Threats have been made against children's hospitals because of what others have said online about gender issues.
Moon, who started Kiwi Farm, used to be the administrator of 8chan, a forum that supporters of the extremist QAnon group used a lot. After Kiwi Farms posted a video of the 2019 Christchurch mosque shootings that killed 51 people, New Zealand ISPs blocked the site after Moon refused to give police information about posts about the shootings.
Kiwi Farms was kicked off of its domain registrar, DreamHost, last July after a software developer named Near killed himself. Near had been a longtime target of the site's users.
Erin Reed, a trans activist and content creator, tweeted on Saturday, "Like many trans people who have come out about being targeted by this site, I was also targeted by Kiwifarms." "They showed up at the courthouse in my town to take my divorce papers. They put up pictures from Google Maps of my house. They try to frighten trans people into keeping quiet.

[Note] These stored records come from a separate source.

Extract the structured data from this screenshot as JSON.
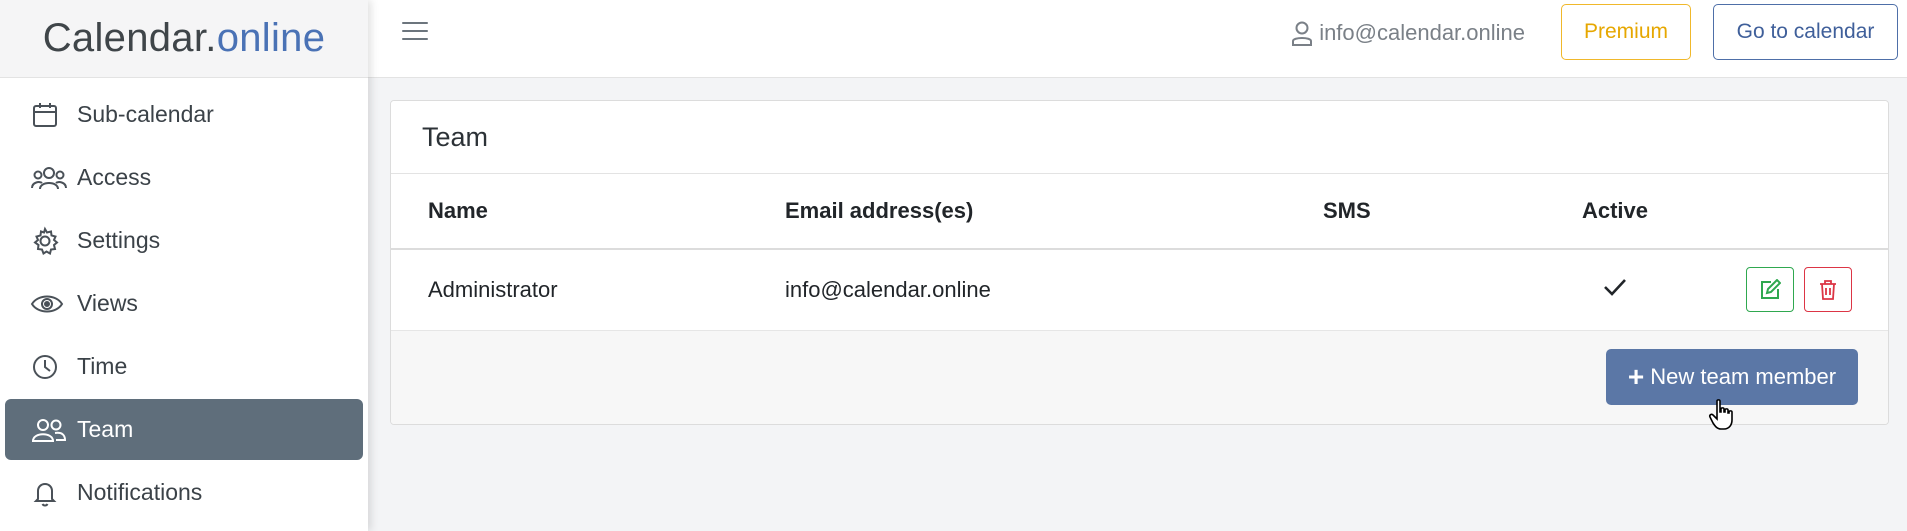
{
  "brand": {
    "part1": "Calendar.",
    "part2": "online"
  },
  "sidebar": {
    "items": [
      {
        "label": "Sub-calendar",
        "icon": "calendar-icon",
        "active": false
      },
      {
        "label": "Access",
        "icon": "users-icon",
        "active": false
      },
      {
        "label": "Settings",
        "icon": "gear-icon",
        "active": false
      },
      {
        "label": "Views",
        "icon": "eye-icon",
        "active": false
      },
      {
        "label": "Time",
        "icon": "clock-icon",
        "active": false
      },
      {
        "label": "Team",
        "icon": "team-icon",
        "active": true
      },
      {
        "label": "Notifications",
        "icon": "bell-icon",
        "active": false
      }
    ]
  },
  "header": {
    "user_email": "info@calendar.online",
    "premium_label": "Premium",
    "go_to_calendar_label": "Go to calendar"
  },
  "card": {
    "title": "Team",
    "columns": {
      "name": "Name",
      "email": "Email address(es)",
      "sms": "SMS",
      "active": "Active"
    },
    "rows": [
      {
        "name": "Administrator",
        "email": "info@calendar.online",
        "sms": "",
        "active": true
      }
    ],
    "new_member_label": "New team member"
  },
  "colors": {
    "sidebar_active": "#5f6e7b",
    "brand_accent": "#4a72b5",
    "premium": "#f0b82b",
    "primary": "#5b77a6",
    "edit": "#2fa84f",
    "delete": "#dc3545"
  }
}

But trans activist Chelsea Manning gave a more nuanced view. "I don't think that asking hosting providers to take these things down is a long-term solution to this kind of dangerous speech," she told The Post. "We need a longer-term plan that is more balanced and measured."